The WPA was a large and ambitious New Deal agency that employed millions to carry out public works projects, including the construction of public buildings and roads. It fed children and distributed food, clothing, and housing. Almost every community in the United States had a park, bridge or school constructed by the agency, which especially benefited rural and Western populations. The budget at the outset of the WPA in 1935 was 1.4 billion dollars. There were an estimated 10 million unemployed persons at the time and the WPA provided work for three million of them. Expenditure from 1936 to 1939 totaled nearly $7 billion and by 1943, the total amount spent was more than $11 billion.

Music studio on Vernon Avenue[edit]

Hightower purchased a half-acre of property at 466 East Vernon Avenue[7] on July 14, 1943, where she had rental apartments and a Music Studio Conservatory constructed from a four-car garage.

Family[edit]

Alma was married briefly to a man named Hightower. In about 1927 she adopted the young daughter (Minnie Alma) of a Louisiana friend. She also had a very large extended family in the children of her siblings, her nephews and nieces including Alton Redd, Daniel Webster, Geraldine and Fred Thompson, Hazel Stanislaus, Vivian Carrington, Dorothy Lawson and Allen Webster. She was known as Aunt Alma to her many nieces and nephews, “Bamma” to the three children (Clifford Allan, Walter Michael and Deborah Juliana) of her adopted daughter Minnie Moore Hightower; and Mrs. Hightower to the many students who studied music with her. In 1947, Minnie Hightower played in an all-girl band that opened the Flamingo Hotel in Las Vegas.[8] The group was called The Four Queens and included Elyse Blye on piano, Doris Jarrett on bass, Minnie on alto sax and Clora Bryant on trumpet.[9][10]

Alma Hightower died on August 1, 1970, in Los Angeles, at the age of 81.

Legacy[edit]

On November 30, 2007, she was one of 32 entertainers honored at the Community Build Park in Los Angeles.

Notable students[edit]

Many of Hightower's students became renowned musicians, including:

References[edit]

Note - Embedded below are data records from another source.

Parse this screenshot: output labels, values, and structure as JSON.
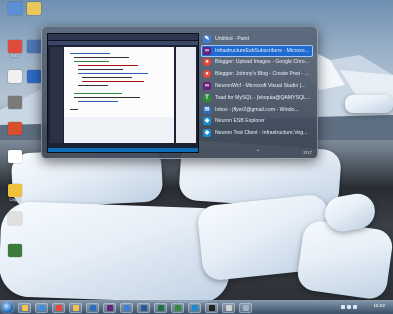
{
  "desktop": {
    "icons": [
      {
        "label": "",
        "color": "#5b8fd6"
      },
      {
        "label": "",
        "color": "#e9c75a"
      },
      {
        "label": "RSC",
        "color": "#e04a3a"
      },
      {
        "label": "",
        "color": "#4e78b6"
      },
      {
        "label": "",
        "color": "#f0f0f0"
      },
      {
        "label": "",
        "color": "#2d6bc7"
      },
      {
        "label": "",
        "color": "#7a7a7a"
      },
      {
        "label": "",
        "color": "#d74f2d"
      },
      {
        "label": "",
        "color": "#ffffff"
      },
      {
        "label": "City of",
        "color": "#f0c23c"
      },
      {
        "label": "",
        "color": "#e0e0e0"
      },
      {
        "label": "",
        "color": "#3b7a3a"
      }
    ]
  },
  "switcher": {
    "windows": [
      {
        "label": "Untitled - Paint",
        "icon": "paint-icon",
        "color": "#3c7fd3",
        "glyph": "✎"
      },
      {
        "label": "InfrastructureEsbSubscribers - Microso...",
        "icon": "visual-studio-icon",
        "color": "#68217a",
        "glyph": "∞",
        "selected": true
      },
      {
        "label": "Blogger: Upload Images - Google Chro...",
        "icon": "chrome-icon",
        "color": "#e9463a",
        "glyph": "●"
      },
      {
        "label": "Blogger: Johnny's Blog - Create Post - ...",
        "icon": "chrome-icon",
        "color": "#e9463a",
        "glyph": "●"
      },
      {
        "label": "NeuronWcf - Microsoft Visual Studio (...",
        "icon": "visual-studio-icon",
        "color": "#68217a",
        "glyph": "∞"
      },
      {
        "label": "Toad for MySQL - [eloquia@QAMYSQL...",
        "icon": "toad-icon",
        "color": "#2f8a3a",
        "glyph": "T"
      },
      {
        "label": "Inbox - jflyer2@gmail.com - Windo...",
        "icon": "mail-icon",
        "color": "#2b6fbf",
        "glyph": "✉"
      },
      {
        "label": "Neuron ESB Explorer",
        "icon": "neuron-icon",
        "color": "#1b8bd0",
        "glyph": "◆"
      },
      {
        "label": "Neuron Test Client - Infrastructure.Veg...",
        "icon": "neuron-icon",
        "color": "#1b8bd0",
        "glyph": "◆"
      }
    ],
    "more_indicator": "⌄",
    "counter": "2/17"
  },
  "taskbar": {
    "items": [
      {
        "icon": "explorer-icon",
        "color": "#f2c14e"
      },
      {
        "icon": "ie-icon",
        "color": "#3a8ee6"
      },
      {
        "icon": "chrome-icon",
        "color": "#e9463a"
      },
      {
        "icon": "folder-icon",
        "color": "#f2c14e"
      },
      {
        "icon": "outlook-icon",
        "color": "#2b6fbf"
      },
      {
        "icon": "visual-studio-icon",
        "color": "#68217a"
      },
      {
        "icon": "paint-icon",
        "color": "#3c7fd3"
      },
      {
        "icon": "word-icon",
        "color": "#2b5797"
      },
      {
        "icon": "excel-icon",
        "color": "#1f7244"
      },
      {
        "icon": "toad-icon",
        "color": "#2f8a3a"
      },
      {
        "icon": "neuron-icon",
        "color": "#1b8bd0"
      },
      {
        "icon": "cmd-icon",
        "color": "#222222"
      },
      {
        "icon": "app-icon",
        "color": "#d0d0d0"
      },
      {
        "icon": "app-icon",
        "color": "#9fb4cc"
      }
    ],
    "clock_time": "16:02",
    "clock_date": ""
  }
}
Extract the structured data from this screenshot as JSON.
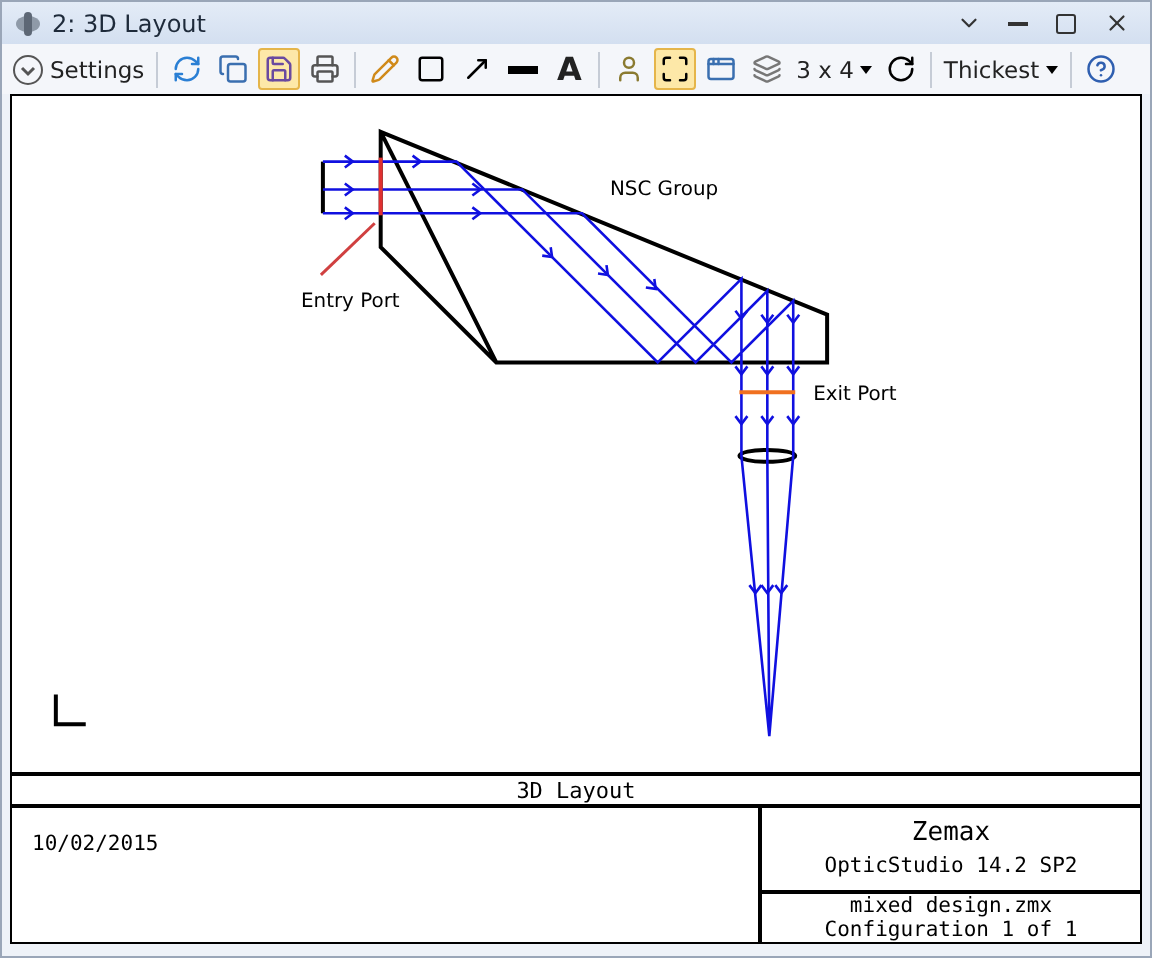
{
  "window": {
    "title": "2: 3D Layout"
  },
  "toolbar": {
    "settings": "Settings",
    "text_tool": "A",
    "grid": "3 x 4",
    "thickness": "Thickest",
    "buttons": [
      {
        "pressed": false
      },
      {
        "pressed": false
      },
      {
        "pressed": true
      },
      {
        "pressed": false
      },
      {
        "pressed": false
      },
      {
        "pressed": false
      },
      {
        "pressed": false
      },
      {
        "pressed": false
      },
      {
        "pressed": false
      },
      {
        "pressed": true
      },
      {
        "pressed": false
      },
      {
        "pressed": false
      },
      {
        "pressed": false
      },
      {
        "pressed": false
      }
    ]
  },
  "layout": {
    "labels": [
      "NSC Group",
      "Entry Port",
      "Exit Port"
    ]
  },
  "footer": {
    "title": "3D Layout",
    "date": "10/02/2015",
    "company": "Zemax",
    "product": "OpticStudio 14.2 SP2",
    "file": "mixed design.zmx",
    "configuration": "Configuration 1 of 1"
  }
}
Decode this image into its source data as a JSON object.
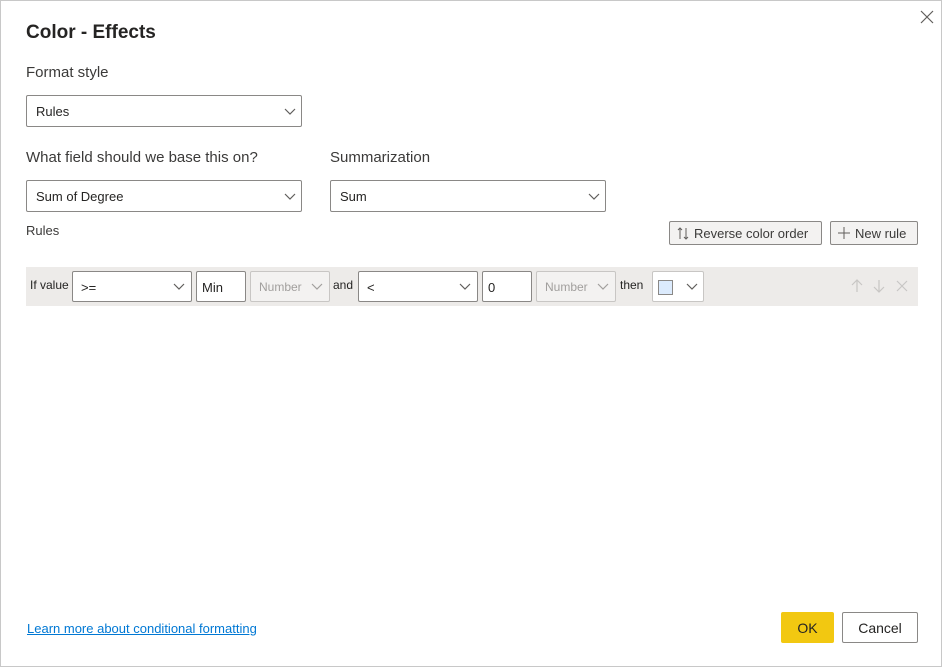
{
  "dialog": {
    "title": "Color - Effects",
    "close_icon": "close-icon"
  },
  "format_style": {
    "label": "Format style",
    "value": "Rules"
  },
  "field": {
    "label": "What field should we base this on?",
    "value": "Sum of Degree"
  },
  "summarization": {
    "label": "Summarization",
    "value": "Sum"
  },
  "rules": {
    "label": "Rules",
    "reverse_label": "Reverse color order",
    "reverse_icon": "sort-arrows-icon",
    "new_rule_label": "New rule",
    "new_rule_icon": "plus-icon",
    "items": [
      {
        "if_value_label": "If value",
        "operator1": ">=",
        "value1": "Min",
        "type1": "Number",
        "and_label": "and",
        "operator2": "<",
        "value2": "0",
        "type2": "Number",
        "then_label": "then",
        "color": "#dcebfd"
      }
    ]
  },
  "footer": {
    "link_label": "Learn more about conditional formatting",
    "ok_label": "OK",
    "cancel_label": "Cancel"
  },
  "colors": {
    "accent_ok": "#f2c811",
    "link": "#0078d4"
  }
}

  1. ^ a b "Alma pictured on drums". Shorpy.com. Retrieved 2011-09-29. 
  2. ^ "West Coast Women: A Jazz Genealogy", by Sherrie Tucker, Pacific Review of Ethnomusicology, Vol. 8, No. 1 (Winter 1996/1997), p. 10; ISSN 1096-1291.
  3. ^ "Audio by Clarence McDonald (4 minutes)". Scpr.org. 2009-10-03. Retrieved 2011-09-29. 
  4. ^ a b Jessie Carney Smith (ed), "Notable Black American Women: Book II", Detroit: Gale Research, 1996, pp. 413, 414.
  5. ^ Jessie Carney Smith (ed), "Notable Black American Women: Book II" (1996), pp. 413.
  6. ^ Catherine Parsons Smith, Making Music in Los Angeles: Transforming the Popular, University of California Press, 2007, p. 175.
  7. ^ "Vernon Avenue Studio". Scpr.org. 2009-10-03. Retrieved 2011-09-29. 
  8. ^ Las Vegas. Books.google.com. Retrieved 2011-09-29. 
  9. ^ Roy Porter (with David Keller), There and Back, Louisiana State University Press, 1991, p. 144.
  10. ^ The Four Queens. Books.google.com. Retrieved 2011-09-29. 
  11. ^ Clora Bryant, William Green, Buddy Collette, Steven Isoardi, Marl Young (eds), Central Avenue Sounds: Jazz in Los Angeles, pp. 256, 358.
  12. ^ Bryant, Green, Collette, Isoardi, Young (eds), Central Avenue Sounds, p. 181.
  13. ^ Vi Redd 4th from left on alto sax, 1936, p. 175. Books.google.com. 2007-10-16. Retrieved 2011-09-29. 
  14. ^ "Clarence McDonald profile". Cityofangelschurchrs.com. Retrieved 2011-09-29. 

External links[edit]